Birthing: Patience and Fulfillment
by Christian Zebley
In our spiritual journey of knowing, trusting, and loving God, birth is experienced through the reception of faith, hope, and vision. During periods of waiting, we should avoid “pushing the process along.” We must learn to be led by the Holy Spirit and wait patiently for God’s timing, power, and provision for the birthing vision to be fulfilled.
Lectionary: Nov. 1, Year A 2014 through Jan. 31, Year B 2015
by Remington Slone
Whether or not a pastor follows the Lectionary, this perceptive commentary should prove valuable for preachers, seminary students, and lay readers seeking to expand their understanding of many Biblical passages from both Testaments.
Letter to Readers
by Jin Hee Han
This 2014 winter issue focuses on “birthing.” Our editorial team pored over titles that could capture our thrust for this Christmas issue. “Birthing” won the day for its unique capacity to link the solidity of a noun (“birth”) with the fluidity of a verb (“to give birth”). Modern linguists may frown upon an attempt to build a worldview—so tender and yet so firm—on a grammatical form; however, preachers may imagine a world in which life is both gift and giving.
Endurance: Legacy of the African-American Christian Experience
by Reginald Brantley

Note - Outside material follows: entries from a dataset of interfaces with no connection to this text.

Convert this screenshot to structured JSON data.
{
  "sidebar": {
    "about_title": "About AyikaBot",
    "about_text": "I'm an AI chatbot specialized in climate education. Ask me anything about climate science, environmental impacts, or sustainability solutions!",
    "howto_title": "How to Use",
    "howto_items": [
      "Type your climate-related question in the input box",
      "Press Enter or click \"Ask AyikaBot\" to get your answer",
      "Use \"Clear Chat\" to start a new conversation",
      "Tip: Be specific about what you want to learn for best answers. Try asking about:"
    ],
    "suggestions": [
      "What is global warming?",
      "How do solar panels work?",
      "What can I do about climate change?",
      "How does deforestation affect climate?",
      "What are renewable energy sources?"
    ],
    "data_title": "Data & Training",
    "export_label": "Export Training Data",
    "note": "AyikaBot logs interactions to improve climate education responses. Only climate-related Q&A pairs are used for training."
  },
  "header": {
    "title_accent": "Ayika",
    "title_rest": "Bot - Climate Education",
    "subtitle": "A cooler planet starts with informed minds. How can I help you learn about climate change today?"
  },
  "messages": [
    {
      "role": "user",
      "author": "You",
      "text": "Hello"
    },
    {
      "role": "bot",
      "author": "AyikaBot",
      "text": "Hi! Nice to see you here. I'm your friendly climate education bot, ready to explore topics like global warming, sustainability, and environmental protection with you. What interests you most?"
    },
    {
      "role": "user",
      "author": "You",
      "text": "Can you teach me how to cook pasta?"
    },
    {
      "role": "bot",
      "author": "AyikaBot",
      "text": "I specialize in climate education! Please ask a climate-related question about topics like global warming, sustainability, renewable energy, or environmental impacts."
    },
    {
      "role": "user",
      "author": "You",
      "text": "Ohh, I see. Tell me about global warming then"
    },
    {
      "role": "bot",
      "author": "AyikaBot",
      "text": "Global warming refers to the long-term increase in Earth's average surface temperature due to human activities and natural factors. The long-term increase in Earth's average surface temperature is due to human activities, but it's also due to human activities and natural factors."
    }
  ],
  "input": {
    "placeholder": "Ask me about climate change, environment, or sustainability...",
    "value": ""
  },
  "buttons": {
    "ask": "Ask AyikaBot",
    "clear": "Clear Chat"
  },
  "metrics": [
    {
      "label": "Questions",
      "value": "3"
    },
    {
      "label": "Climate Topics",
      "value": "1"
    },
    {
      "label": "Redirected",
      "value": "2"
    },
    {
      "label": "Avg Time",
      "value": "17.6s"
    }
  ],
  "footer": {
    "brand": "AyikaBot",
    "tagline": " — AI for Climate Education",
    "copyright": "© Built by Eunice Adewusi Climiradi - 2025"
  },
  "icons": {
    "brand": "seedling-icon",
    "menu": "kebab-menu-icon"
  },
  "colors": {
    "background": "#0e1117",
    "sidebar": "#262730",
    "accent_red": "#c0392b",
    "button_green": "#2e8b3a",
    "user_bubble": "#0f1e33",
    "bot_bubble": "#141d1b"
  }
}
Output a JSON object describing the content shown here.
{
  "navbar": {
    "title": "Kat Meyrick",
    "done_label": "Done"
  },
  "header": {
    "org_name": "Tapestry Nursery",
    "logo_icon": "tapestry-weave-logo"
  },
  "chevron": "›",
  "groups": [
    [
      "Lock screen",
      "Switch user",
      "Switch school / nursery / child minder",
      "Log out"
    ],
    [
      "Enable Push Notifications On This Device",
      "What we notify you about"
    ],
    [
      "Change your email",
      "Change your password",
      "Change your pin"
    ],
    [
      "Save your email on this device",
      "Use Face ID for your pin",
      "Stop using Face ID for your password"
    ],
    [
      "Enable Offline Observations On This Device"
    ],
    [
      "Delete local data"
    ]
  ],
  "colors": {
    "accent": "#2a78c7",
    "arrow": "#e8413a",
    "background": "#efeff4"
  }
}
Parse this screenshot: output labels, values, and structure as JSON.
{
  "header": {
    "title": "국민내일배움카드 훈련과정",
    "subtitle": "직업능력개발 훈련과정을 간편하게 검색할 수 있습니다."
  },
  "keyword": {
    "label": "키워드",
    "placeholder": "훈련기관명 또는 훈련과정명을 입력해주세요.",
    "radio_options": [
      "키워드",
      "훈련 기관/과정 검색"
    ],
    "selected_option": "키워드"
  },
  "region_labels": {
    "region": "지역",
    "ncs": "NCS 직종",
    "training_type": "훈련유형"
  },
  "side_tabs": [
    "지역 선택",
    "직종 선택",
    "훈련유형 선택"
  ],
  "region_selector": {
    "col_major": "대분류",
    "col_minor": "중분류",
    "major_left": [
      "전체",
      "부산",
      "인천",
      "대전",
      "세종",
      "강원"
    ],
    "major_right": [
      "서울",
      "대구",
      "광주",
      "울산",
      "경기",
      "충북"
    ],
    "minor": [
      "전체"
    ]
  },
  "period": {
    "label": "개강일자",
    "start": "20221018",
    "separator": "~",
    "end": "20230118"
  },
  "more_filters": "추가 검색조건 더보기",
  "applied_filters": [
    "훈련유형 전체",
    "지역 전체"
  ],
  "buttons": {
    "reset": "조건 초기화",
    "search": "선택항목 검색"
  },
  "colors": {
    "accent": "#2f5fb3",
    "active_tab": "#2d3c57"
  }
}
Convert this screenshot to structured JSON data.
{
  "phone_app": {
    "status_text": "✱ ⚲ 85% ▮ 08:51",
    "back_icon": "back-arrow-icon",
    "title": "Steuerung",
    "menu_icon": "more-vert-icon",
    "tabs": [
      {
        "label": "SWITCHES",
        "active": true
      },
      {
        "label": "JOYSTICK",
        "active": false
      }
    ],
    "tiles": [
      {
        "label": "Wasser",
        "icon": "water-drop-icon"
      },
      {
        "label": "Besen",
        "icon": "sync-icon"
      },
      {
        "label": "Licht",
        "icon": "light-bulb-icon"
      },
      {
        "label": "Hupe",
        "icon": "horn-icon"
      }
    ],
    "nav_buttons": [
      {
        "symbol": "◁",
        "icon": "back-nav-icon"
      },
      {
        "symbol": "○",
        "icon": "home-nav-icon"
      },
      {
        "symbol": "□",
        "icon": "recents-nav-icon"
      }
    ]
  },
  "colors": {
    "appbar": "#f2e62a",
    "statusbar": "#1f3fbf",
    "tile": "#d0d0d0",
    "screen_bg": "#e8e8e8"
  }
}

One of the great ironies of Christian history in America is that slave masters taught their black slaves a racialist form of Christianity, hoping to keep them docile, but instead the story of the Exodus taught them that the God who rescued the Hebrew slaves and brought them out of Egypt was their God of liberation. Men like Demark Vesey and Nat Turner preached a liberation theology that rescued America from its baser self.